The affirmations, developed by the WCC in collaboration with religious scholars from various religious traditions and Religions for Peace, are an invitation to uphold and assert some basic principles that all faith communities can affirm in common when it comes to serving and protecting stateless people.
Ekaterina E. noted that her experience of statelessness is, in many ways, one of privilege because she doesn’t live in a war zone and she has shelter. “Reading the affirmations made me feel supported, uplifted, seen and recognised,” she said. “I commend the drafters for including stateless people in the drafting process.”
In an introductory video message, WCC acting general secretary Rev. Prof. Dr Ioan Sauca reflected that we live in multi-religious societies. “As living communities of faith, dialogue among religious communities is a dialogue of humanity,” he said. “Together we can build bridges so that our respective efforts for the human rights of stateless people intersect, and so we are able to co-create a world which is friendlier and more open for stateless people to be seen, heard, and especially live in peace, harmony and dignity.”
Hans Ucko, a former WCC Program Executive of the Office on Interreligious Relations and one of the co-drafters of the Affirmations, recalled his childhood, being born stateless. He shared about his father who was a secular Jew rendered stateless during the Nazi era. Even after acquiring Swedish nationality, having lived several years of statelessness, his father still continued feeling vulnerable, and he remained throughout his life pushed to the margins of society. “A feeling of insecurity accompanied his every move,” Ucko said. “Was he accepted, welcomed, or only tolerated?”
The teaching of “chosen-ness” needs to be challenged, Ucko added, reminding participants of the Lund principle, according to which “what we can do together, we shall not do separately.”
Gillian Triggs, assistant high commissioner for Protection with the UN Refugee Agency, noted that the Affirmations are hugely significant for our shared efforts to end statelessness. “Untold millions of people do not yet have a nationality and suffer daily the indignities and human rights violations as a result,” she said, noting that the Affirmations are “an inspiring statement of principles acknowledging these rights and the need to end statelessness. Also inspiring is the spirit of cooperation by leaders of diverse faith that brought these Affirmations into being.”
She noted that religious leaders can encourage communities to set aside discriminatory views and practises, and they can emphasize in their teachings that there are no strangers, as the Affirmations proclaim.

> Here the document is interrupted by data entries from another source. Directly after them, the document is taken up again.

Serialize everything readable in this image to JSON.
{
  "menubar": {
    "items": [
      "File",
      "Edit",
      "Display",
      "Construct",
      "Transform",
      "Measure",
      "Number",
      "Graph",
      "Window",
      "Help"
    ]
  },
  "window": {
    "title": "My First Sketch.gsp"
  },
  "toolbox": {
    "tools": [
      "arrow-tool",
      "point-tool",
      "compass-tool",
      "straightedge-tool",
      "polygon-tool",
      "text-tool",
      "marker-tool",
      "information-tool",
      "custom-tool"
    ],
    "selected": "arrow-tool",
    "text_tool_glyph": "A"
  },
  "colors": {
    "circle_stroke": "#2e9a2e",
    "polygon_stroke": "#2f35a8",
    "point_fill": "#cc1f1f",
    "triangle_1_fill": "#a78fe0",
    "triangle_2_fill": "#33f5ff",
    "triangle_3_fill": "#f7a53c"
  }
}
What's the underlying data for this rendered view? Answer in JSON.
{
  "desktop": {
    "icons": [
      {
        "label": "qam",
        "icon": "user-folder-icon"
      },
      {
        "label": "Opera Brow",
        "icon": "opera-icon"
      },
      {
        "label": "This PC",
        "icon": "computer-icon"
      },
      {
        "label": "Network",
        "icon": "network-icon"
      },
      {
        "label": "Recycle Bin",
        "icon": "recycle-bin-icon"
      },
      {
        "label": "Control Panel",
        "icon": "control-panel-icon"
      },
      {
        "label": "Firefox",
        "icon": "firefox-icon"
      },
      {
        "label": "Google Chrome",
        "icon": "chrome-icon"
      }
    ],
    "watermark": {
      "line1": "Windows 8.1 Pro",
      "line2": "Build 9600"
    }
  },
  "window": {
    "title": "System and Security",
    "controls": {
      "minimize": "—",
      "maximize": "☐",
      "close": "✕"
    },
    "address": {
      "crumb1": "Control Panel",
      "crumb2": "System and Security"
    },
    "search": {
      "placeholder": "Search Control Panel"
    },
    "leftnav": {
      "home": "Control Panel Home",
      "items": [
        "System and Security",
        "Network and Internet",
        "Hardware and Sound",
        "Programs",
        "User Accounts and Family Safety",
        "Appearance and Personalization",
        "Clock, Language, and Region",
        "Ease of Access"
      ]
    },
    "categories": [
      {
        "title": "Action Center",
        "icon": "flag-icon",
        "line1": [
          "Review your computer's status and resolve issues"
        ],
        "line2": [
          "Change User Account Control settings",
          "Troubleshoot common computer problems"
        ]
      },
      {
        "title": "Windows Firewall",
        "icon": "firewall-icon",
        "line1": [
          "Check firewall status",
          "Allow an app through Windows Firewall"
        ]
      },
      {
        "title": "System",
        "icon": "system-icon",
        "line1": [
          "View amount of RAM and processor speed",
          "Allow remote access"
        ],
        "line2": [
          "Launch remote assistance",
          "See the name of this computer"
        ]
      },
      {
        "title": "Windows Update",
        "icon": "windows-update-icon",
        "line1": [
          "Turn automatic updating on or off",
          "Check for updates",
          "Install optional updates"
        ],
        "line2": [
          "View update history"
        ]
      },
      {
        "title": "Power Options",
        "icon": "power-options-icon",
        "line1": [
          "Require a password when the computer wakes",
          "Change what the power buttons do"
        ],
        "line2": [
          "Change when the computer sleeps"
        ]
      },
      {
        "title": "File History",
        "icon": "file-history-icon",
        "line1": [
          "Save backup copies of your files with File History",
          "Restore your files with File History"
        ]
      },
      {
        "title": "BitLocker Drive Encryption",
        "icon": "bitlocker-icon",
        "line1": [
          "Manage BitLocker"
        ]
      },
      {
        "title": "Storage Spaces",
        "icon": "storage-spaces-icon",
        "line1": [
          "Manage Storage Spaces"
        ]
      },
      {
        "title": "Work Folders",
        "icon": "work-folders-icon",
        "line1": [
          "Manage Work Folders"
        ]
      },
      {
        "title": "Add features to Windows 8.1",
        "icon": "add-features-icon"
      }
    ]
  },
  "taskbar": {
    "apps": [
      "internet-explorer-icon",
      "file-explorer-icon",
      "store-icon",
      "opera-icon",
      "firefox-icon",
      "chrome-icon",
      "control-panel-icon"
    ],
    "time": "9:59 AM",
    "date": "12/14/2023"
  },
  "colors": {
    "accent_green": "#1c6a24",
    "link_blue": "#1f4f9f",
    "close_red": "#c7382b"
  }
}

Prof. Anant Rambachan, another co-drafter of the Affirmations, noted that “our religions cannot be exempted from responsibility. In many cases, past and present, discriminations are legitimised and sanctioned by appeals to religious authority. Religions become complicit in definitions of national identity, which privileges some groups and marginalises others, contributing to the cause that justifies statelessness.”